RYE, N.Y. – Rye residents will have to wait for the dredging of the Upper Pond at Bowman Avenue Dam, the Flood Committee announced, citing inconclusive data of the maximum volume the dam can handle before an overflow.
“Until data is verified and vetted, the committee will not go ahead with the project,” Committee Chair Rafael Elias-Linero told the Rye City Council Wednesday night.
Water flows and water volumes are the main factor in determining the impact of a flood. The committee compared flood mitigation documents dating back to 1979 and determined the results of topography studies vary too greatly on the volume capacity of the basin. Recent study results show higher water volumes than previous reports. Elias-Linero recommended gathering more data to reconcile any discrepancies in previous reports.
A dredge is included in the city’s 2012-2016 Capital Improvement Plan at a ticket price of $10.6 million, funded through grants and aid. The project was initially slated to begin this year and to be completed by 2014.
The committee suggested the town assess the benefit of installing two or three additional monitoring gauges at around $15,000 to $20,000 each to give more accurate data. If proposed, these gauges could be included in the November bond.
While more data is collected, Elias-Linero suggested the city also look at alternatives in addition to dredging in the future. “We already know dredging is not going to be enough,” he said.
An alternative would be to increase or elevate the wall at the dam, as the dam will be up for review and must meet new state regulations that were put in place to ensure all dams can protect downstream communities and the environment.
If the dam is raised by two feet, the basin’s storage capacity could increase by about 148,000 yards, which has a greater impact than any of the suggested dredging projects. Elevating the dam might cost an estimated $1.5 million, according to Elias-Linero.

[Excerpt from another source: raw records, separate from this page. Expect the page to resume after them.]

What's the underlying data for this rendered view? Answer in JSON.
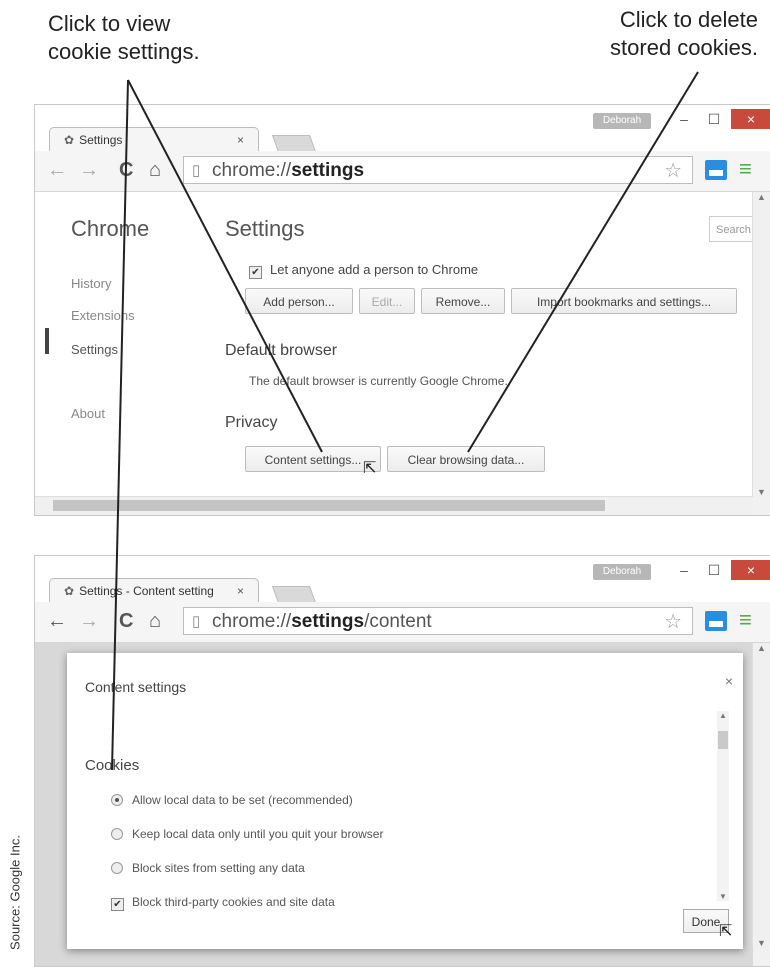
{
  "callouts": {
    "left": [
      "Click to view",
      "cookie settings."
    ],
    "right": [
      "Click to delete",
      "stored cookies."
    ]
  },
  "source": "Source: Google Inc.",
  "window1": {
    "tab_label": "Settings",
    "tab_close": "×",
    "user": "Deborah",
    "win_controls": {
      "min": "–",
      "max": "☐",
      "close": "×"
    },
    "url_prefix": "chrome://",
    "url_bold": "settings",
    "sidebar": {
      "title": "Chrome",
      "items": [
        "History",
        "Extensions",
        "Settings",
        "About"
      ],
      "selected": "Settings"
    },
    "main": {
      "title": "Settings",
      "search_placeholder": "Search",
      "checkbox_label": "Let anyone add a person to Chrome",
      "buttons": [
        "Add person...",
        "Edit...",
        "Remove...",
        "Import bookmarks and settings..."
      ],
      "default_browser_heading": "Default browser",
      "default_browser_text": "The default browser is currently Google Chrome.",
      "privacy_heading": "Privacy",
      "content_settings_btn": "Content settings...",
      "clear_data_btn": "Clear browsing data..."
    }
  },
  "window2": {
    "tab_label": "Settings - Content setting",
    "tab_close": "×",
    "user": "Deborah",
    "win_controls": {
      "min": "–",
      "max": "☐",
      "close": "×"
    },
    "url_prefix": "chrome://",
    "url_bold": "settings",
    "url_suffix": "/content",
    "dialog": {
      "title": "Content settings",
      "close": "×",
      "section": "Cookies",
      "options": [
        "Allow local data to be set (recommended)",
        "Keep local data only until you quit your browser",
        "Block sites from setting any data"
      ],
      "selected_option": 0,
      "checkbox_label": "Block third-party cookies and site data",
      "checkbox_checked": true,
      "done": "Done"
    }
  },
  "colors": {
    "close_button": "#c74a3c",
    "extension_icon": "#2a8de0",
    "menu_icon": "#4caf50"
  }
}
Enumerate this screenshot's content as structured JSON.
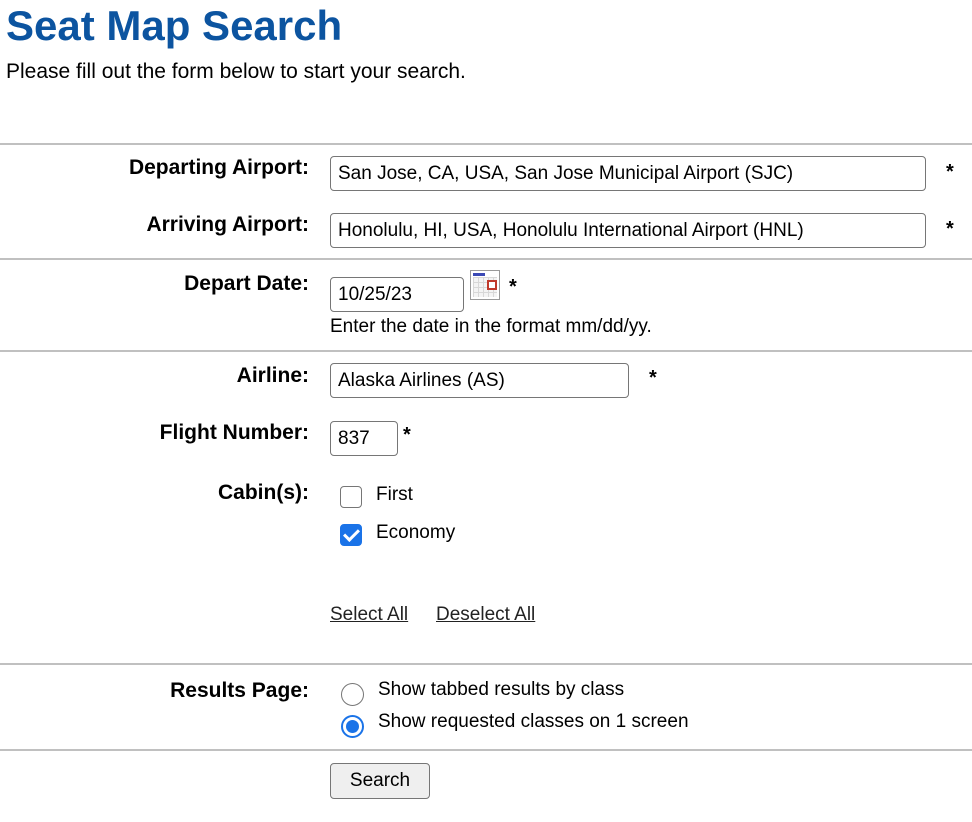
{
  "page": {
    "title": "Seat Map Search",
    "subtitle": "Please fill out the form below to start your search."
  },
  "form": {
    "departing_airport": {
      "label": "Departing Airport:",
      "value": "San Jose, CA, USA, San Jose Municipal Airport (SJC)",
      "required_mark": "*"
    },
    "arriving_airport": {
      "label": "Arriving Airport:",
      "value": "Honolulu, HI, USA, Honolulu International Airport (HNL)",
      "required_mark": "*"
    },
    "depart_date": {
      "label": "Depart Date:",
      "value": "10/25/23",
      "required_mark": "*",
      "hint": "Enter the date in the format mm/dd/yy.",
      "icon": "calendar-icon"
    },
    "airline": {
      "label": "Airline:",
      "value": "Alaska Airlines (AS)",
      "required_mark": "*"
    },
    "flight_number": {
      "label": "Flight Number:",
      "value": "837",
      "required_mark": "*"
    },
    "cabins": {
      "label": "Cabin(s):",
      "options": [
        {
          "label": "First",
          "checked": false
        },
        {
          "label": "Economy",
          "checked": true
        }
      ],
      "select_all": "Select All",
      "deselect_all": "Deselect All"
    },
    "results_page": {
      "label": "Results Page:",
      "options": [
        {
          "label": "Show tabbed results by class",
          "selected": false
        },
        {
          "label": "Show requested classes on 1 screen",
          "selected": true
        }
      ]
    },
    "search_button": "Search"
  },
  "colors": {
    "title": "#0c54a0",
    "accent": "#1a73e8",
    "divider": "#c0c0c0"
  }
}
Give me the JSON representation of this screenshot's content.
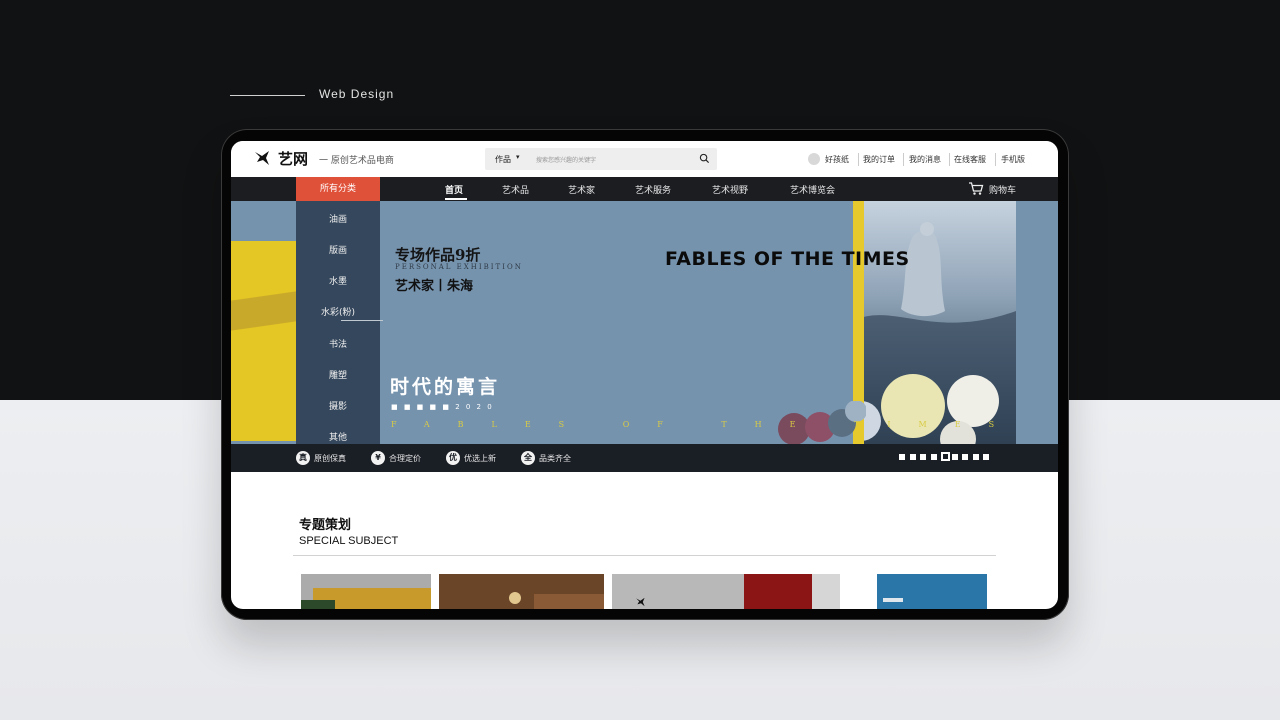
{
  "presentation": {
    "label": "Web Design"
  },
  "header": {
    "brand": "艺网",
    "slogan": "一 原创艺术品电商",
    "search": {
      "category": "作品",
      "placeholder": "搜索您感兴趣的关键字"
    },
    "links": [
      "好孩纸",
      "我的订单",
      "我的消息",
      "在线客服",
      "手机版"
    ]
  },
  "nav": {
    "all_categories": "所有分类",
    "items": [
      "首页",
      "艺术品",
      "艺术家",
      "艺术服务",
      "艺术视野",
      "艺术博览会"
    ],
    "active": "首页",
    "cart": "购物车"
  },
  "category_menu": [
    "油画",
    "版画",
    "水墨",
    "水彩(粉)",
    "书法",
    "雕塑",
    "摄影",
    "其他"
  ],
  "banner": {
    "promo": "专场作品9折",
    "promo_en": "PERSONAL EXHIBITION",
    "artist": "艺术家丨朱海",
    "title_en": "FABLES OF THE TIMES",
    "title_cn": "时代的寓言",
    "year_line": "■ ■ ■ ■ ■ 2 0 2 0",
    "fables_spaced": "FABLES OF THE TIMES",
    "slide_count": 9,
    "active_slide": 4
  },
  "features": [
    {
      "icon": "真",
      "label": "原创保真"
    },
    {
      "icon": "¥",
      "label": "合理定价"
    },
    {
      "icon": "优",
      "label": "优选上新"
    },
    {
      "icon": "全",
      "label": "品类齐全"
    }
  ],
  "section": {
    "title": "专题策划",
    "subtitle": "SPECIAL SUBJECT"
  },
  "colors": {
    "accent": "#e0513a",
    "nav_bg": "#1b1d21",
    "banner_bg": "#7693ae"
  }
}
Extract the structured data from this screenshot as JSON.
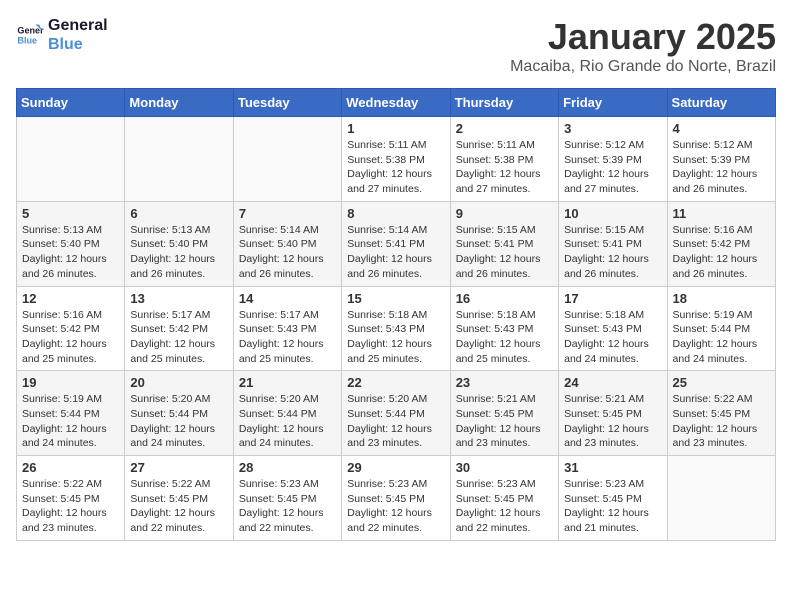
{
  "header": {
    "logo_line1": "General",
    "logo_line2": "Blue",
    "month": "January 2025",
    "location": "Macaiba, Rio Grande do Norte, Brazil"
  },
  "weekdays": [
    "Sunday",
    "Monday",
    "Tuesday",
    "Wednesday",
    "Thursday",
    "Friday",
    "Saturday"
  ],
  "weeks": [
    [
      {
        "day": "",
        "info": ""
      },
      {
        "day": "",
        "info": ""
      },
      {
        "day": "",
        "info": ""
      },
      {
        "day": "1",
        "info": "Sunrise: 5:11 AM\nSunset: 5:38 PM\nDaylight: 12 hours\nand 27 minutes."
      },
      {
        "day": "2",
        "info": "Sunrise: 5:11 AM\nSunset: 5:38 PM\nDaylight: 12 hours\nand 27 minutes."
      },
      {
        "day": "3",
        "info": "Sunrise: 5:12 AM\nSunset: 5:39 PM\nDaylight: 12 hours\nand 27 minutes."
      },
      {
        "day": "4",
        "info": "Sunrise: 5:12 AM\nSunset: 5:39 PM\nDaylight: 12 hours\nand 26 minutes."
      }
    ],
    [
      {
        "day": "5",
        "info": "Sunrise: 5:13 AM\nSunset: 5:40 PM\nDaylight: 12 hours\nand 26 minutes."
      },
      {
        "day": "6",
        "info": "Sunrise: 5:13 AM\nSunset: 5:40 PM\nDaylight: 12 hours\nand 26 minutes."
      },
      {
        "day": "7",
        "info": "Sunrise: 5:14 AM\nSunset: 5:40 PM\nDaylight: 12 hours\nand 26 minutes."
      },
      {
        "day": "8",
        "info": "Sunrise: 5:14 AM\nSunset: 5:41 PM\nDaylight: 12 hours\nand 26 minutes."
      },
      {
        "day": "9",
        "info": "Sunrise: 5:15 AM\nSunset: 5:41 PM\nDaylight: 12 hours\nand 26 minutes."
      },
      {
        "day": "10",
        "info": "Sunrise: 5:15 AM\nSunset: 5:41 PM\nDaylight: 12 hours\nand 26 minutes."
      },
      {
        "day": "11",
        "info": "Sunrise: 5:16 AM\nSunset: 5:42 PM\nDaylight: 12 hours\nand 26 minutes."
      }
    ],
    [
      {
        "day": "12",
        "info": "Sunrise: 5:16 AM\nSunset: 5:42 PM\nDaylight: 12 hours\nand 25 minutes."
      },
      {
        "day": "13",
        "info": "Sunrise: 5:17 AM\nSunset: 5:42 PM\nDaylight: 12 hours\nand 25 minutes."
      },
      {
        "day": "14",
        "info": "Sunrise: 5:17 AM\nSunset: 5:43 PM\nDaylight: 12 hours\nand 25 minutes."
      },
      {
        "day": "15",
        "info": "Sunrise: 5:18 AM\nSunset: 5:43 PM\nDaylight: 12 hours\nand 25 minutes."
      },
      {
        "day": "16",
        "info": "Sunrise: 5:18 AM\nSunset: 5:43 PM\nDaylight: 12 hours\nand 25 minutes."
      },
      {
        "day": "17",
        "info": "Sunrise: 5:18 AM\nSunset: 5:43 PM\nDaylight: 12 hours\nand 24 minutes."
      },
      {
        "day": "18",
        "info": "Sunrise: 5:19 AM\nSunset: 5:44 PM\nDaylight: 12 hours\nand 24 minutes."
      }
    ],
    [
      {
        "day": "19",
        "info": "Sunrise: 5:19 AM\nSunset: 5:44 PM\nDaylight: 12 hours\nand 24 minutes."
      },
      {
        "day": "20",
        "info": "Sunrise: 5:20 AM\nSunset: 5:44 PM\nDaylight: 12 hours\nand 24 minutes."
      },
      {
        "day": "21",
        "info": "Sunrise: 5:20 AM\nSunset: 5:44 PM\nDaylight: 12 hours\nand 24 minutes."
      },
      {
        "day": "22",
        "info": "Sunrise: 5:20 AM\nSunset: 5:44 PM\nDaylight: 12 hours\nand 23 minutes."
      },
      {
        "day": "23",
        "info": "Sunrise: 5:21 AM\nSunset: 5:45 PM\nDaylight: 12 hours\nand 23 minutes."
      },
      {
        "day": "24",
        "info": "Sunrise: 5:21 AM\nSunset: 5:45 PM\nDaylight: 12 hours\nand 23 minutes."
      },
      {
        "day": "25",
        "info": "Sunrise: 5:22 AM\nSunset: 5:45 PM\nDaylight: 12 hours\nand 23 minutes."
      }
    ],
    [
      {
        "day": "26",
        "info": "Sunrise: 5:22 AM\nSunset: 5:45 PM\nDaylight: 12 hours\nand 23 minutes."
      },
      {
        "day": "27",
        "info": "Sunrise: 5:22 AM\nSunset: 5:45 PM\nDaylight: 12 hours\nand 22 minutes."
      },
      {
        "day": "28",
        "info": "Sunrise: 5:23 AM\nSunset: 5:45 PM\nDaylight: 12 hours\nand 22 minutes."
      },
      {
        "day": "29",
        "info": "Sunrise: 5:23 AM\nSunset: 5:45 PM\nDaylight: 12 hours\nand 22 minutes."
      },
      {
        "day": "30",
        "info": "Sunrise: 5:23 AM\nSunset: 5:45 PM\nDaylight: 12 hours\nand 22 minutes."
      },
      {
        "day": "31",
        "info": "Sunrise: 5:23 AM\nSunset: 5:45 PM\nDaylight: 12 hours\nand 21 minutes."
      },
      {
        "day": "",
        "info": ""
      }
    ]
  ]
}
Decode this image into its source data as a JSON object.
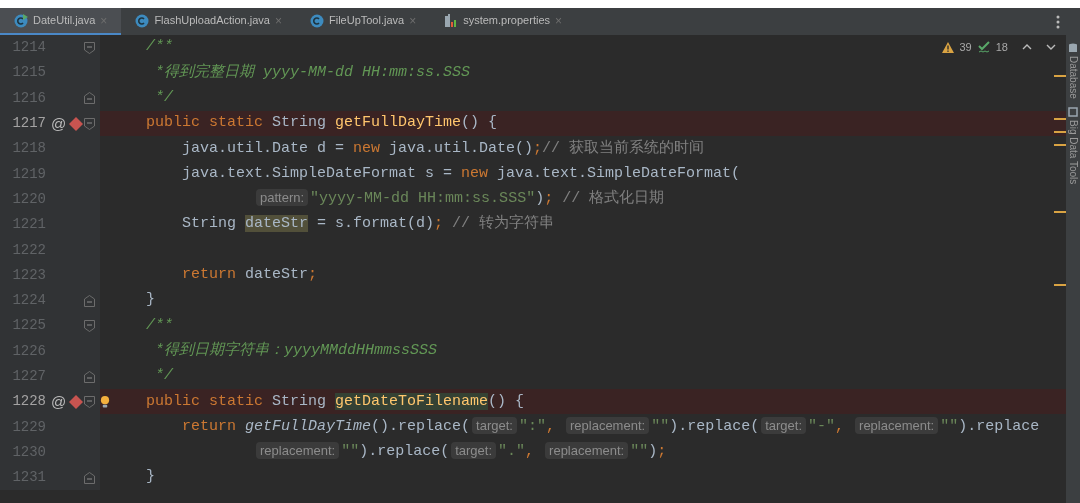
{
  "tabs": [
    {
      "label": "DateUtil.java",
      "kind": "class-run",
      "close": "×",
      "selected": true
    },
    {
      "label": "FlashUploadAction.java",
      "kind": "class",
      "close": "×",
      "selected": false
    },
    {
      "label": "FileUpTool.java",
      "kind": "class",
      "close": "×",
      "selected": false
    },
    {
      "label": "system.properties",
      "kind": "properties",
      "close": "×",
      "selected": false
    }
  ],
  "inspections": {
    "warnings": "39",
    "weak_warnings": "18"
  },
  "side_tools": [
    "Database",
    "Big Data Tools"
  ],
  "lines": [
    {
      "number": "1214",
      "kind": "code",
      "highlighted": false,
      "fold": {
        "kind": "start"
      },
      "tokens": [
        {
          "kind": "doc",
          "text": "    /**"
        }
      ]
    },
    {
      "number": "1215",
      "kind": "code",
      "highlighted": false,
      "tokens": [
        {
          "kind": "doc",
          "text": "     *得到完整日期 yyyy-MM-dd HH:mm:ss.SSS"
        }
      ]
    },
    {
      "number": "1216",
      "kind": "code",
      "highlighted": false,
      "fold": {
        "kind": "end"
      },
      "tokens": [
        {
          "kind": "doc",
          "text": "     */"
        }
      ]
    },
    {
      "number": "1217",
      "kind": "code",
      "highlighted": true,
      "fold": {
        "kind": "start"
      },
      "gutter": [
        {
          "kind": "override",
          "symbol": "@"
        },
        {
          "kind": "breakpoint"
        }
      ],
      "tokens": [
        {
          "kind": "keyword",
          "text": "    public static "
        },
        {
          "kind": "plain",
          "text": "String "
        },
        {
          "kind": "declaration",
          "text": "getFullDayTime"
        },
        {
          "kind": "plain",
          "text": "() {"
        }
      ]
    },
    {
      "number": "1218",
      "kind": "code",
      "highlighted": false,
      "tokens": [
        {
          "kind": "plain",
          "text": "        java.util.Date d = "
        },
        {
          "kind": "keyword",
          "text": "new"
        },
        {
          "kind": "plain",
          "text": " java.util.Date()"
        },
        {
          "kind": "keyword",
          "text": ";"
        },
        {
          "kind": "comment",
          "text": "// 获取当前系统的时间"
        }
      ]
    },
    {
      "number": "1219",
      "kind": "code",
      "highlighted": false,
      "tokens": [
        {
          "kind": "plain",
          "text": "        java.text.SimpleDateFormat s = "
        },
        {
          "kind": "keyword",
          "text": "new"
        },
        {
          "kind": "plain",
          "text": " java.text.SimpleDateFormat("
        }
      ]
    },
    {
      "number": "1220",
      "kind": "continuation",
      "highlighted": false,
      "tokens": [
        {
          "kind": "hint",
          "text": "pattern:"
        },
        {
          "kind": "string",
          "text": "\"yyyy-MM-dd HH:mm:ss.SSS\""
        },
        {
          "kind": "plain",
          "text": ")"
        },
        {
          "kind": "keyword",
          "text": ";"
        },
        {
          "kind": "comment",
          "text": " // 格式化日期"
        }
      ]
    },
    {
      "number": "1221",
      "kind": "code",
      "highlighted": false,
      "tokens": [
        {
          "kind": "plain",
          "text": "        String "
        },
        {
          "kind": "usage",
          "text": "dateStr"
        },
        {
          "kind": "plain",
          "text": " = s.format(d)"
        },
        {
          "kind": "keyword",
          "text": ";"
        },
        {
          "kind": "comment",
          "text": " // 转为字符串"
        }
      ]
    },
    {
      "number": "1222",
      "highlighted": false
    },
    {
      "number": "1223",
      "kind": "code",
      "highlighted": false,
      "tokens": [
        {
          "kind": "keyword",
          "text": "        return "
        },
        {
          "kind": "plain",
          "text": "dateStr"
        },
        {
          "kind": "keyword",
          "text": ";"
        }
      ]
    },
    {
      "number": "1224",
      "kind": "code",
      "highlighted": false,
      "fold": {
        "kind": "end"
      },
      "tokens": [
        {
          "kind": "plain",
          "text": "    }"
        }
      ]
    },
    {
      "number": "1225",
      "kind": "code",
      "highlighted": false,
      "fold": {
        "kind": "start"
      },
      "tokens": [
        {
          "kind": "doc",
          "text": "    /**"
        }
      ]
    },
    {
      "number": "1226",
      "kind": "code",
      "highlighted": false,
      "tokens": [
        {
          "kind": "doc",
          "text": "     *得到日期字符串：yyyyMMddHHmmssSSS"
        }
      ]
    },
    {
      "number": "1227",
      "kind": "code",
      "highlighted": false,
      "fold": {
        "kind": "end"
      },
      "tokens": [
        {
          "kind": "doc",
          "text": "     */"
        }
      ]
    },
    {
      "number": "1228",
      "kind": "code",
      "highlighted": true,
      "fold": {
        "kind": "start"
      },
      "gutter": [
        {
          "kind": "override",
          "symbol": "@"
        },
        {
          "kind": "breakpoint"
        },
        {
          "kind": "bulb"
        }
      ],
      "tokens": [
        {
          "kind": "keyword",
          "text": "    public static "
        },
        {
          "kind": "plain",
          "text": "String "
        },
        {
          "kind": "declaration-usage",
          "text": "getDateToFilename"
        },
        {
          "kind": "plain",
          "text": "() {"
        }
      ]
    },
    {
      "number": "1229",
      "kind": "code",
      "highlighted": false,
      "tokens": [
        {
          "kind": "keyword",
          "text": "        return "
        },
        {
          "kind": "call",
          "text": "getFullDayTime"
        },
        {
          "kind": "plain",
          "text": "().replace("
        },
        {
          "kind": "hint",
          "text": "target:"
        },
        {
          "kind": "string",
          "text": "\":\""
        },
        {
          "kind": "keyword",
          "text": ", "
        },
        {
          "kind": "hint",
          "text": "replacement:"
        },
        {
          "kind": "string",
          "text": "\"\""
        },
        {
          "kind": "plain",
          "text": ").replace("
        },
        {
          "kind": "hint",
          "text": "target:"
        },
        {
          "kind": "string",
          "text": "\"-\""
        },
        {
          "kind": "keyword",
          "text": ", "
        },
        {
          "kind": "hint",
          "text": "replacement:"
        },
        {
          "kind": "string",
          "text": "\"\""
        },
        {
          "kind": "plain",
          "text": ").replace"
        }
      ]
    },
    {
      "number": "1230",
      "kind": "continuation",
      "highlighted": false,
      "tokens": [
        {
          "kind": "hint",
          "text": "replacement:"
        },
        {
          "kind": "string",
          "text": "\"\""
        },
        {
          "kind": "plain",
          "text": ").replace("
        },
        {
          "kind": "hint",
          "text": "target:"
        },
        {
          "kind": "string",
          "text": "\".\""
        },
        {
          "kind": "keyword",
          "text": ", "
        },
        {
          "kind": "hint",
          "text": "replacement:"
        },
        {
          "kind": "string",
          "text": "\"\""
        },
        {
          "kind": "plain",
          "text": ")"
        },
        {
          "kind": "keyword",
          "text": ";"
        }
      ]
    },
    {
      "number": "1231",
      "kind": "code",
      "highlighted": false,
      "fold": {
        "kind": "end"
      },
      "tokens": [
        {
          "kind": "plain",
          "text": "    }"
        }
      ]
    }
  ]
}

In response, Mayor Douglas French said, “Let’s keep working at it and see what our options are.”